Power relationships between doctors and customers also start to change. Although traditional patients can (and often do) walk away and effectively boycott a practice with which they’re not comfortable, the new customers use this power to set the agenda and to sort out the health care providers they find beneficial.

The turning point probably comes when someone–probabaly a research facility, because it puts customer needs above business models–invents a cheap, comfortable, and easy-to-use device that meets the basic needs for monitoring and transmitting vital signs. It may rest on the waist or some other place where it can be hidden, so that there is no stigma to wearing it constantly and no reason to reject its use on fashion grounds. A beneficent foundation invests several million dollars to make the device available to schoolchildren or some other needy population, and suddenly the community of empowered patients leaps from a miniscule pool to a mainstream phenomenon.

Researchers join the community in search of subjects for their experiments, and patients offer data to the researchers in the hope of speeding up cures. At all times, the data is under control of the subjects, who help to direct research based on their needs. Analytics start to turn up findings that inform clinical decision support.

I haven’t mentioned the collection of genetic information so far, because it requires more expensive processes, presents numerous privacy risks, and isn’t usually useful–normally it tells you that you have something like a 2% risk of getting a disease instead of the general population’s 1% risk. But where genetic testing is useful, it can definitely fit into this system.

Ultimately, the market for consultants that started out tiny becomes the dominant model for delivering health care. Specialists and hospitals are brought in only when their specific contributions are needed. The savings that result bring down insurance costs for everyone.
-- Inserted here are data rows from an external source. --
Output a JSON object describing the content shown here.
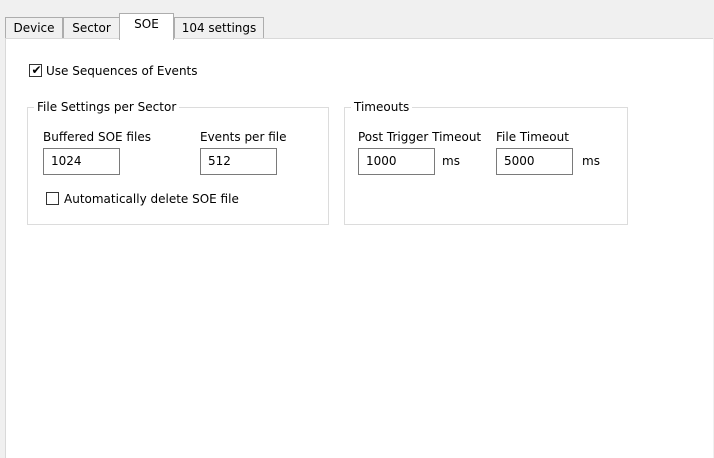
{
  "tabs": [
    {
      "label": "Device",
      "active": false
    },
    {
      "label": "Sector",
      "active": false
    },
    {
      "label": "SOE",
      "active": true
    },
    {
      "label": "104 settings",
      "active": false
    }
  ],
  "use_soe": {
    "label": "Use Sequences of Events",
    "checked": true
  },
  "file_settings": {
    "legend": "File Settings per Sector",
    "buffered_label": "Buffered SOE files",
    "buffered_value": "1024",
    "events_label": "Events per file",
    "events_value": "512",
    "auto_delete": {
      "label": "Automatically delete SOE file",
      "checked": false
    }
  },
  "timeouts": {
    "legend": "Timeouts",
    "post_trigger_label": "Post Trigger Timeout",
    "post_trigger_value": "1000",
    "post_trigger_unit": "ms",
    "file_timeout_label": "File Timeout",
    "file_timeout_value": "5000",
    "file_timeout_unit": "ms"
  },
  "check_glyph": "✔"
}
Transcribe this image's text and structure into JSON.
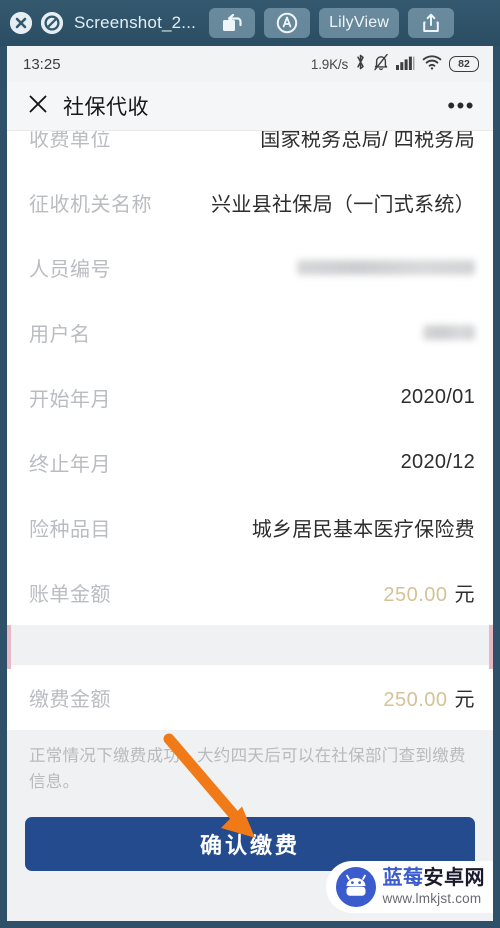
{
  "window": {
    "title": "Screenshot_2...",
    "close_icon": "close-circle-icon",
    "prohibit_icon": "no-entry-icon",
    "rotate_icon": "rotate-image-icon",
    "adjust_icon": "adjust-circle-a-icon",
    "app_name": "LilyView",
    "share_icon": "share-upload-icon",
    "chrome_color": "#2e5169"
  },
  "statusbar": {
    "time": "13:25",
    "net_speed": "1.9K/s",
    "bluetooth_icon": "bluetooth-icon",
    "mute_icon": "bell-muted-icon",
    "signal_icon": "signal-bars-icon",
    "wifi_icon": "wifi-icon",
    "battery": "82"
  },
  "header": {
    "close_icon": "close-x-icon",
    "title": "社保代收",
    "more_icon": "more-dots-icon"
  },
  "form": {
    "rows": [
      {
        "label": "收费单位",
        "value": "国家税务总局/  四税务局",
        "redacted": false,
        "money": false
      },
      {
        "label": "征收机关名称",
        "value": "兴业县社保局（一门式系统）",
        "redacted": false,
        "money": false
      },
      {
        "label": "人员编号",
        "value": "",
        "redacted": true,
        "money": false
      },
      {
        "label": "用户名",
        "value": "",
        "redacted": true,
        "money": false
      },
      {
        "label": "开始年月",
        "value": "2020/01",
        "redacted": false,
        "money": false
      },
      {
        "label": "终止年月",
        "value": "2020/12",
        "redacted": false,
        "money": false
      },
      {
        "label": "险种品目",
        "value": "城乡居民基本医疗保险费",
        "redacted": false,
        "money": false
      },
      {
        "label": "账单金额",
        "value": "250.00",
        "unit": "元",
        "redacted": false,
        "money": true
      }
    ]
  },
  "payment": {
    "label": "缴费金额",
    "amount": "250.00",
    "unit": "元",
    "amount_color": "#d6c296"
  },
  "hint": "正常情况下缴费成功，大约四天后可以在社保部门查到缴费信息。",
  "confirm_button": {
    "label": "确认缴费",
    "color": "#234b8e"
  },
  "annotation": {
    "arrow_color": "#f07a17"
  },
  "watermark": {
    "brand_blue": "蓝莓",
    "brand_dark": "安卓网",
    "url": "www.lmkjst.com",
    "logo_icon": "android-robot-icon"
  }
}
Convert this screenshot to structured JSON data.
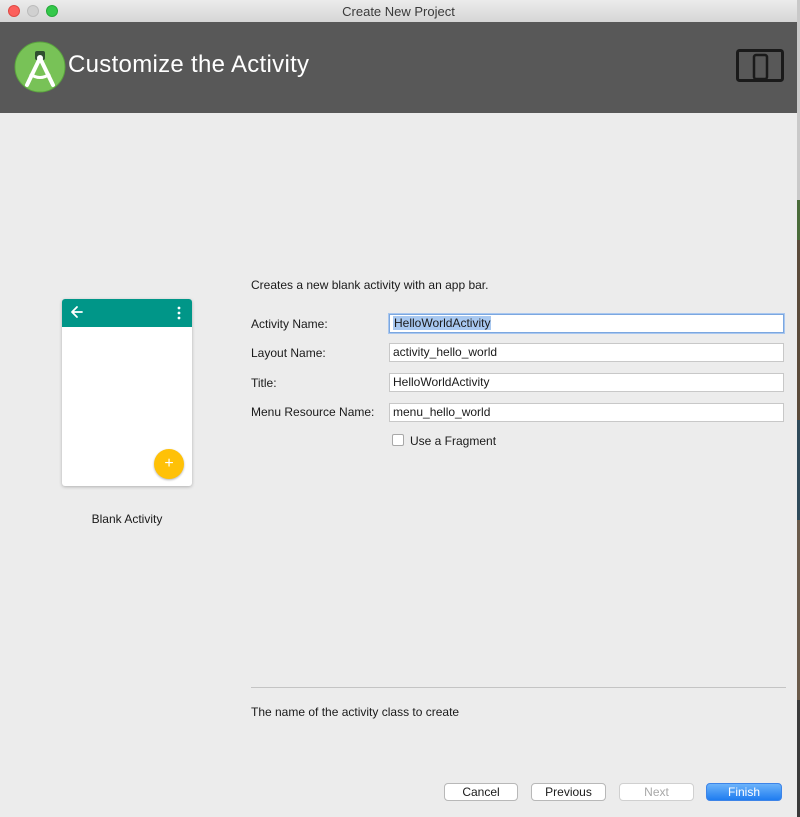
{
  "window": {
    "title": "Create New Project"
  },
  "header": {
    "title": "Customize the Activity",
    "logo_icon": "android-studio-logo-icon",
    "device_icon": "form-factor-devices-icon",
    "background_color": "#585858"
  },
  "preview": {
    "label": "Blank Activity",
    "appbar_color": "#009688",
    "fab_color": "#ffc107",
    "fab_glyph": "+"
  },
  "form": {
    "description": "Creates a new blank activity with an app bar.",
    "fields": [
      {
        "label": "Activity Name:",
        "value": "HelloWorldActivity"
      },
      {
        "label": "Layout Name:",
        "value": "activity_hello_world"
      },
      {
        "label": "Title:",
        "value": "HelloWorldActivity"
      },
      {
        "label": "Menu Resource Name:",
        "value": "menu_hello_world"
      }
    ],
    "fragment_checkbox": {
      "label": "Use a Fragment",
      "checked": false
    }
  },
  "help": {
    "text": "The name of the activity class to create"
  },
  "buttons": {
    "cancel": "Cancel",
    "previous": "Previous",
    "next": "Next",
    "finish": "Finish"
  },
  "colors": {
    "accent": "#1f7cf0",
    "selection": "#a8c8f0"
  }
}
And chronic disease goes way down as people get quick feedback on their lifestyle choices.

Government Puts Its Foot Down

After a decade of cajoling health care providers to share data and adopt a fee-for-outcome model, only to witness progress at a snail’s pace, the federal government decides to try a totally different tack in this second scenario. As part of the Precision Medicine initiative (which originally planned to sign up one million volunteers), and leveraging the ever-growing database of Medicare data, the Office of the National Coordinator sets up a consortium and runs analytics on top of its data to be shared with all legitimate researchers. The government also promises to share the benefits of the analytics with anyone in the world who adds their data to the database.

The goals of the analytics are multi-faceted, combining fraud checks, a search for cures, and everyday recommendations about improving interventions to save money and treat patients earlier in the disease cycle. The notorious 17-year gap between research findings and widespread implementation shrinks radically. Now, best practices are available to any patient who chooses to participate.

As with the personal health records in the previous scenario, the government database in this scenario creates a research platform of unprecedented size, both in the number of records and the variety of participating researchers.

To further expand the power of the analytics, the government demands exponentially greater transparency not just in medical settings but in all things that make us sick: the food we eat (reversing the rulings that protect manufacturers and restaurants from revealing what they’re putting in our bodies), the air and water that surrounds us, the effects of climate change (a major public health issue, spreading scourges such as mosquito-borne diseases and heat exhaustion), disparities in food and exercise options among neighborhoods, and more. Public awareness leads to improvements in health that lagged for decades.

In the next section of this article, I’ll present a third scenario that achieves reform from a different angle.